    P. D. Walden, W. F. Ruan, M. Feldman, and D. L. Kleinberg (1998). Evidence that the mammary gland fat pad mediates the action of growth hormone in mammary gland development. Endocrinology 139:659–662.Google Scholar
  22. 22.
    W. Ruan and D. L. Kleinberg (1999). Insulin-like growth factor-I is essential for terminal end bud formation and ductal morpho-develgenesis during mammary development. Endocrinology 140: 5075–5081, 1999.Google Scholar
  23. 23.
    R. C. Humphreys, J. Lydon, B. W. O'Malley, and J. M. Rosen (1997). Mammary gland development is mediated by both stromal and epithelial progesterone receptors. Mol. Endocri-nol. 11:801–811.Google Scholar
  24. 24.
    R. C. Humphreys, J. P. Lydon, B.W. O'Malley, and J. M. Rosen (1997). Use of PRKO mice to study the role of progesterone in mammary gland development. J. Mam. Gland Biol. Neopla-sia 2:343–354.Google Scholar
  25. 25.
    S. Coleman, G. B. Silberstein, and C.W. Daniel (1988). Ductal morphogenesis in the mouse mammary gland: Evidence supporting a role for epidermal growth factor. Dev. Biol. 127: 304–315.Google Scholar
  26. 26.
    S. Z. Haslam and G. Shyamala (1981). Relative distribution of estrogen and progesterone receptors among epithelial, adipose, and connective tissue components of the normal mammary gland. Endocrinology 108:825–830.Google Scholar
  27. 27.
    S. Z. Haslam and K. A. Nummy (1992). The ontogeny and cellular disltribution of estrogen receptors in normal mouse mammary gland. J. Steroid Biochem. Molec. Biol. 42:589–595.Google Scholar
  28. 28.
    G. B. Silberstein, K. Van Horn, G. Shyamala, and C.W. Daniel (1994). Essential role of endogenous estrogen in directly stimu-lating mammary growth demonstrated by implants containing pure antiestrogens. Endocrinology 134:84–90.Google Scholar
  29. 29.
    M. Feldman, W. Ruan, I. Tappin, R. Wieczorek, and D. L. Kleinberg (1999). The effect of GH on estrogen receptor expression in the rat mammary gland. J. Endocrinol. 163:515–522, 1999.Google Scholar
  30. 30.
    D. L. Hadsell, N. M. Greenberg, J. M. Fligger, C. R. Baumrucker, and J. M. Rosen (1996). Targeted expression of des(1–3) human insulin-like growth factor I (IGF-I) in transgenic mice influences mammary gland development and IGF-binding protein expression. Endocrinology 136:321–330.Google Scholar
  31. 31.
    S. Neuenschwander, A. Schwartz, T. L. Wood, C. T. J. Roberts, L. Henninghausen, and D. LeRoith (1996). Involution of the lactating mammary gland is inhibited by the IGF system in a transgenic mouse model. J. Clin. Invest. 97:2225–2232.Google Scholar
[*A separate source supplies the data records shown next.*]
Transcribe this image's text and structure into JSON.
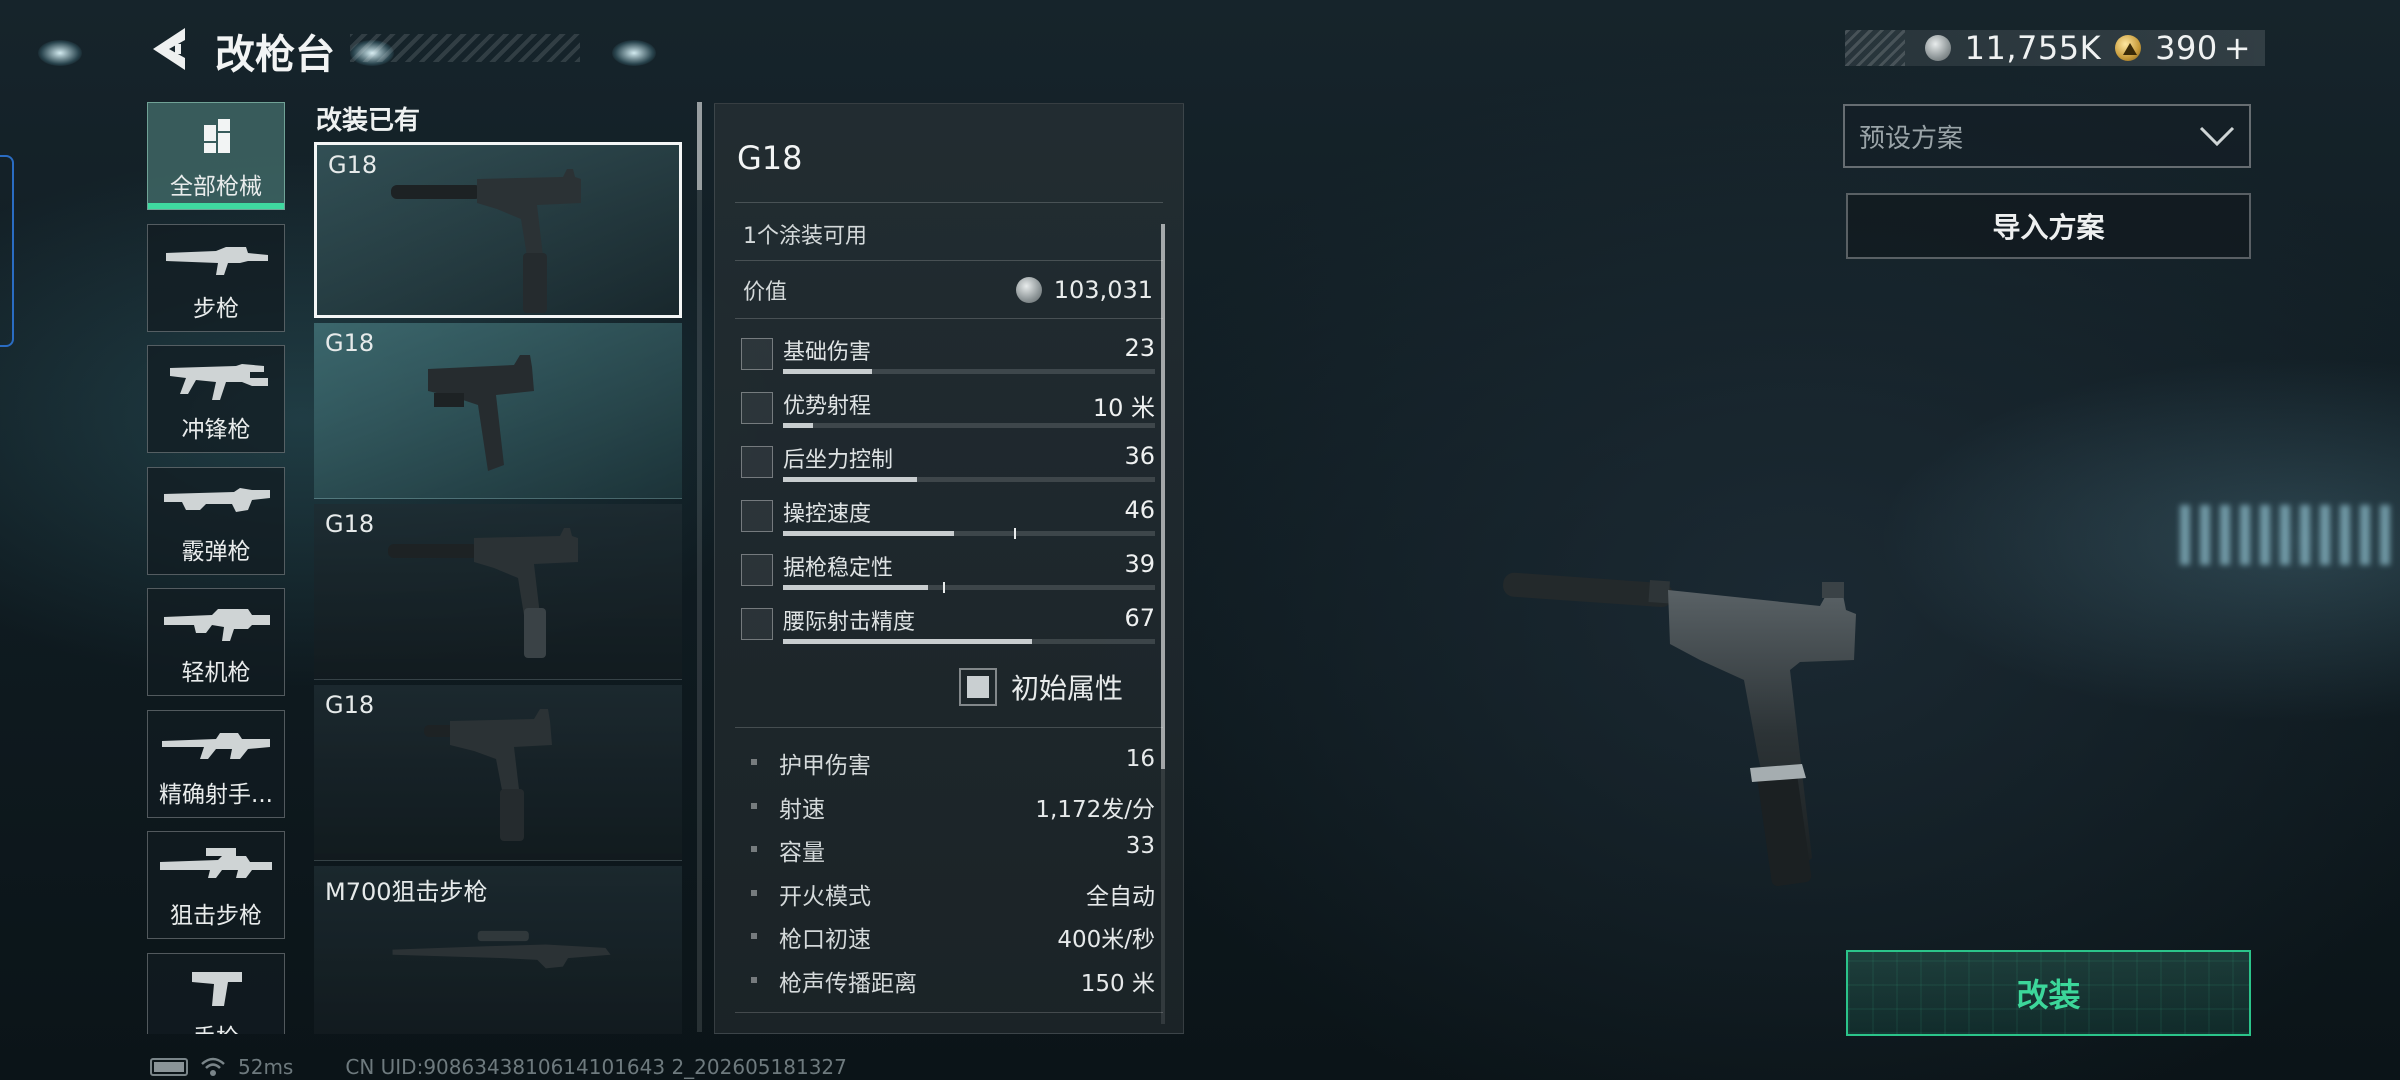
{
  "header": {
    "title": "改枪台"
  },
  "currency": {
    "silver": "11,755K",
    "gold": "390",
    "gold_plus": "+"
  },
  "preset": {
    "placeholder": "预设方案",
    "import_label": "导入方案"
  },
  "action": {
    "modify_label": "改装"
  },
  "categories": [
    {
      "label": "全部枪械",
      "icon": "grid-icon",
      "active": true
    },
    {
      "label": "步枪",
      "icon": "rifle-icon"
    },
    {
      "label": "冲锋枪",
      "icon": "smg-icon"
    },
    {
      "label": "霰弹枪",
      "icon": "shotgun-icon"
    },
    {
      "label": "轻机枪",
      "icon": "lmg-icon"
    },
    {
      "label": "精确射手...",
      "icon": "marksman-rifle-icon"
    },
    {
      "label": "狙击步枪",
      "icon": "sniper-rifle-icon"
    },
    {
      "label": "手枪",
      "icon": "pistol-icon"
    }
  ],
  "owned": {
    "header": "改装已有",
    "weapons": [
      {
        "name": "G18",
        "selected": true
      },
      {
        "name": "G18"
      },
      {
        "name": "G18"
      },
      {
        "name": "G18"
      },
      {
        "name": "M700狙击步枪"
      }
    ]
  },
  "details": {
    "name": "G18",
    "skins_available": "1个涂装可用",
    "value_label": "价值",
    "value": "103,031",
    "stats": [
      {
        "label": "基础伤害",
        "value": "23",
        "fill": 0.24,
        "icon": "damage-icon"
      },
      {
        "label": "优势射程",
        "value": "10 米",
        "fill": 0.08,
        "icon": "range-icon"
      },
      {
        "label": "后坐力控制",
        "value": "36",
        "fill": 0.36,
        "icon": "recoil-icon"
      },
      {
        "label": "操控速度",
        "value": "46",
        "fill": 0.46,
        "tick": 0.62,
        "icon": "handling-icon"
      },
      {
        "label": "据枪稳定性",
        "value": "39",
        "fill": 0.39,
        "tick": 0.43,
        "icon": "stability-icon"
      },
      {
        "label": "腰际射击精度",
        "value": "67",
        "fill": 0.67,
        "icon": "hipfire-icon"
      }
    ],
    "base_attr_label": "初始属性",
    "extra": [
      {
        "label": "护甲伤害",
        "value": "16"
      },
      {
        "label": "射速",
        "value": "1,172发/分"
      },
      {
        "label": "容量",
        "value": "33"
      },
      {
        "label": "开火模式",
        "value": "全自动"
      },
      {
        "label": "枪口初速",
        "value": "400米/秒"
      },
      {
        "label": "枪声传播距离",
        "value": "150 米"
      }
    ]
  },
  "footer": {
    "ping": "52ms",
    "uid": "CN UID:9086343810614101643 2_202605181327"
  }
}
Copyright information

© Plenum Publishing Corporation 2000

Authors and Affiliations

  • David L. Kleinberg
    • 1
    • 2
  • Mark Feldman
    • 1
  • Weifeng Ruan
    • 1
  1. 1.Departments of MedicineNew York University School of Medicine and Department of Veterans Affairs Medical CenterNew York
  2. 2.DVA Medical CenterNew York

Personalised recommendations